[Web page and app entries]

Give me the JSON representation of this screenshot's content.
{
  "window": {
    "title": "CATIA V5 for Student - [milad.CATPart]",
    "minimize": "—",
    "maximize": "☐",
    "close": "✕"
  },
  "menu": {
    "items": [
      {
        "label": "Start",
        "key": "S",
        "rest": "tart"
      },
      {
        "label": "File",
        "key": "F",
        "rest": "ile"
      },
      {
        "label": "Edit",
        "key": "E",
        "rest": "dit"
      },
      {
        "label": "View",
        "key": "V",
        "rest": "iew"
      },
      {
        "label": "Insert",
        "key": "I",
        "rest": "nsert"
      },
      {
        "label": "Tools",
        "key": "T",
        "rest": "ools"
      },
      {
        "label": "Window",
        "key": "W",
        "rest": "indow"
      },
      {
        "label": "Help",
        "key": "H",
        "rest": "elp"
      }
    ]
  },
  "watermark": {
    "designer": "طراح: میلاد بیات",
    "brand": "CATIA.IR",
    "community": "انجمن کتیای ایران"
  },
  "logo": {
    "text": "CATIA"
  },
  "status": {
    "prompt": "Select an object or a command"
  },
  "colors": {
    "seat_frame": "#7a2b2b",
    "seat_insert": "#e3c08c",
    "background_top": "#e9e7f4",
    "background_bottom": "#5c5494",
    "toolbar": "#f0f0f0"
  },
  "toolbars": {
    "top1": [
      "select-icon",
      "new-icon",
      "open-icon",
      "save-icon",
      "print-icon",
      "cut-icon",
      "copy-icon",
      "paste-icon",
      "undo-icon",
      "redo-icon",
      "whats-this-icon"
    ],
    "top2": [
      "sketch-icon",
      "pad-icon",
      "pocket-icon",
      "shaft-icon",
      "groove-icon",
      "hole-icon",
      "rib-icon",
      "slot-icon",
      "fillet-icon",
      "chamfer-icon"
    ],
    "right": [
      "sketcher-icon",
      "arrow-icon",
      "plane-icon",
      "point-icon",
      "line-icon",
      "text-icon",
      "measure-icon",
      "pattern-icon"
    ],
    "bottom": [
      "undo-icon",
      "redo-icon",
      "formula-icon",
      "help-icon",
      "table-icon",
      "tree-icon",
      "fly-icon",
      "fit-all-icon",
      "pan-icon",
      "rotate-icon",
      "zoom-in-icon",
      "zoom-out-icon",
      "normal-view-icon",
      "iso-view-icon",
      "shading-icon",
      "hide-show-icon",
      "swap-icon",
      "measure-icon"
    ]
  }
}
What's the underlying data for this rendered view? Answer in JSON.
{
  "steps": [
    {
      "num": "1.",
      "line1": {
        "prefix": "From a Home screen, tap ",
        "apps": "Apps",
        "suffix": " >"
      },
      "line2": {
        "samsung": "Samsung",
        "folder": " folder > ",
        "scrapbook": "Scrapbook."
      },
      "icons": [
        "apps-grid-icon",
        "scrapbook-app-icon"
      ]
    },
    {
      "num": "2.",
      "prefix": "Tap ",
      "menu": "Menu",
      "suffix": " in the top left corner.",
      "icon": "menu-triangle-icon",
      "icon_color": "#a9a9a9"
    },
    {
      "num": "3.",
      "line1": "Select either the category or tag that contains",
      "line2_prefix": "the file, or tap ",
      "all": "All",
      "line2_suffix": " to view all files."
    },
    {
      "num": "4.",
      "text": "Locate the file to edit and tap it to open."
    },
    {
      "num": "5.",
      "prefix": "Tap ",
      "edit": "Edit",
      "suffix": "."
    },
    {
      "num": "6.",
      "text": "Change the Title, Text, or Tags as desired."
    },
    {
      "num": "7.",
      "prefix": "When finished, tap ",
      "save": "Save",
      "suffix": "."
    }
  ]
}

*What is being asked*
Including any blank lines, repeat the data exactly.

*Your solution*
Give me the JSON representation of this screenshot's content.
{
  "window": {
    "title": "CATIA V5 for Student - [milad.CATPart]",
    "minimize": "—",
    "maximize": "☐",
    "close": "✕"
  },
  "menu": {
    "items": [
      {
        "label": "Start",
        "key": "S",
        "rest": "tart"
      },
      {
        "label": "File",
        "key": "F",
        "rest": "ile"
      },
      {
        "label": "Edit",
        "key": "E",
        "rest": "dit"
      },
      {
        "label": "View",
        "key": "V",
        "rest": "iew"
      },
      {
        "label": "Insert",
        "key": "I",
        "rest": "nsert"
      },
      {
        "label": "Tools",
        "key": "T",
        "rest": "ools"
      },
      {
        "label": "Window",
        "key": "W",
        "rest": "indow"
      },
      {
        "label": "Help",
        "key": "H",
        "rest": "elp"
      }
    ]
  },
  "watermark": {
    "designer": "طراح: میلاد بیات",
    "brand": "CATIA.IR",
    "community": "انجمن کتیای ایران"
  },
  "logo": {
    "text": "CATIA"
  },
  "status": {
    "prompt": "Select an object or a command"
  },
  "colors": {
    "seat_frame": "#7a2b2b",
    "seat_insert": "#e3c08c",
    "background_top": "#e9e7f4",
    "background_bottom": "#5c5494",
    "toolbar": "#f0f0f0"
  },
  "toolbars": {
    "top1": [
      "select-icon",
      "new-icon",
      "open-icon",
      "save-icon",
      "print-icon",
      "cut-icon",
      "copy-icon",
      "paste-icon",
      "undo-icon",
      "redo-icon",
      "whats-this-icon"
    ],
    "top2": [
      "sketch-icon",
      "pad-icon",
      "pocket-icon",
      "shaft-icon",
      "groove-icon",
      "hole-icon",
      "rib-icon",
      "slot-icon",
      "fillet-icon",
      "chamfer-icon"
    ],
    "right": [
      "sketcher-icon",
      "arrow-icon",
      "plane-icon",
      "point-icon",
      "line-icon",
      "text-icon",
      "measure-icon",
      "pattern-icon"
    ],
    "bottom": [
      "undo-icon",
      "redo-icon",
      "formula-icon",
      "help-icon",
      "table-icon",
      "tree-icon",
      "fly-icon",
      "fit-all-icon",
      "pan-icon",
      "rotate-icon",
      "zoom-in-icon",
      "zoom-out-icon",
      "normal-view-icon",
      "iso-view-icon",
      "shading-icon",
      "hide-show-icon",
      "swap-icon",
      "measure-icon"
    ]
  }
}
What's the underlying data for this rendered view? Answer in JSON.
{
  "steps": [
    {
      "num": "1.",
      "line1": {
        "prefix": "From a Home screen, tap ",
        "apps": "Apps",
        "suffix": " >"
      },
      "line2": {
        "samsung": "Samsung",
        "folder": " folder > ",
        "scrapbook": "Scrapbook."
      },
      "icons": [
        "apps-grid-icon",
        "scrapbook-app-icon"
      ]
    },
    {
      "num": "2.",
      "prefix": "Tap ",
      "menu": "Menu",
      "suffix": " in the top left corner.",
      "icon": "menu-triangle-icon",
      "icon_color": "#a9a9a9"
    },
    {
      "num": "3.",
      "line1": "Select either the category or tag that contains",
      "line2_prefix": "the file, or tap ",
      "all": "All",
      "line2_suffix": " to view all files."
    },
    {
      "num": "4.",
      "text": "Locate the file to edit and tap it to open."
    },
    {
      "num": "5.",
      "prefix": "Tap ",
      "edit": "Edit",
      "suffix": "."
    },
    {
      "num": "6.",
      "text": "Change the Title, Text, or Tags as desired."
    },
    {
      "num": "7.",
      "prefix": "When finished, tap ",
      "save": "Save",
      "suffix": "."
    }
  ]
}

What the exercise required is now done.